Copyright 1993 Information Access Company, a Thomson Corporation Company
Copyright 1993 Miller Freeman Publications
SECTION: Vol. 27 ; No. 10 ; Pg. 38; ISSN: 0017-5463
LENGTH: 358 words
HEADLINE: Aimee Mann's cliche death list; Song Writing; Interview; Cover Story
BYLINE: Smith, C.M.
Whatever happened to 'Til Tuesday? Powered by platinum-haired frontwoman Aimee Mann's sultry voice, poignant lyrics, and tough bass playing, the band's debut album and its title single, "Voices Carry," sky-rocketed the Boston quartet to mid-'80s stardom. Now, four years after the band's demise, Mann has resurfaced with Whatever, her Imago solo debut. A richly varied pop project with a definite Beatles/Byrds flavor, the album boasts powerful tunes, abundant vocal harmonies, and memorable guitar hooks from Mann, producer Jon Brion, and guest jangler Roger McGuinn.
Clever yet powerful lyrics are Mann's strong suit. She argues that the state of rock songwriting suffers from the willingness of many writers to regurgitate worn-out, second-hand imagery, illustrating her point with examples drawn from the "must avoid" section of her well-worn notebook.
Most lyricists don't want to write meaningful stuff; they want to write stuff that sounds meaningful, which is a different thing altogether. They rely too much on the standard rock cliches. Good writers turn the cliches around, so at least you know they've thought about it, rather than saying, "Well, I've heard this 800,000 times, so it must be good!" I try to avoid certain images that I feel have been done to death, like:
* Weather and the elements. Rain, storms, clouds, snow. If one more person prays for rain, I'll scream.
* Geography. Mountains, rivers, valleys, streams, oceans. Usually someone is crossing or climbing one or more of these to get to his or her love.
* Any reference to angels or hearts.
* Traveling or rambling from town to town. Either in a train or car with your baby, or alone, searching for or running away from your baby.
* Use of the word baby.
* Gambling. Rolling of the dice in any way, shape, or form. Ace of spades, queen of hearts, etc.
* Weapons. Usually guns or knives.
Many of these cliches were originally written by great writers, but now they're misused over and over again.
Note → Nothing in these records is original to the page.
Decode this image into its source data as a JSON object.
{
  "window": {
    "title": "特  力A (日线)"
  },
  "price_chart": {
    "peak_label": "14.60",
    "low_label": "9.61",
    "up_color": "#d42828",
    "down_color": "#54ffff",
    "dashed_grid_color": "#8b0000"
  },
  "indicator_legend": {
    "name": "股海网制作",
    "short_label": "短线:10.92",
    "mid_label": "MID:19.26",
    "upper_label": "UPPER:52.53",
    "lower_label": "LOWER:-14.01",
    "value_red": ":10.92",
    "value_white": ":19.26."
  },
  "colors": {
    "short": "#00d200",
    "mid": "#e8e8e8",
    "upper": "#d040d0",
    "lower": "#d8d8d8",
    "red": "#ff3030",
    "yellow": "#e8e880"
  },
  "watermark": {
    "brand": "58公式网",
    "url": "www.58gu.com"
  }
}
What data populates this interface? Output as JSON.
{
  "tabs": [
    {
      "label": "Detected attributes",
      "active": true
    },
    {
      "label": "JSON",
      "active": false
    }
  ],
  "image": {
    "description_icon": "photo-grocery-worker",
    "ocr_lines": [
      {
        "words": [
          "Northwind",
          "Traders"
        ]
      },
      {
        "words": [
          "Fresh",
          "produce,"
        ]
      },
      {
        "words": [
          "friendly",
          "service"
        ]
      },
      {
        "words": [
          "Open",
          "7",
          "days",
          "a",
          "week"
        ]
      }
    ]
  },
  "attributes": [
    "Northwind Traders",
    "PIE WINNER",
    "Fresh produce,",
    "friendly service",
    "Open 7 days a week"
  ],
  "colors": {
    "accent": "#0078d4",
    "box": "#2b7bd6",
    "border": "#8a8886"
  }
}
I'm guilty of some of them myself. I don't consider myself a great writer, but I would like to think that I can at least proofread.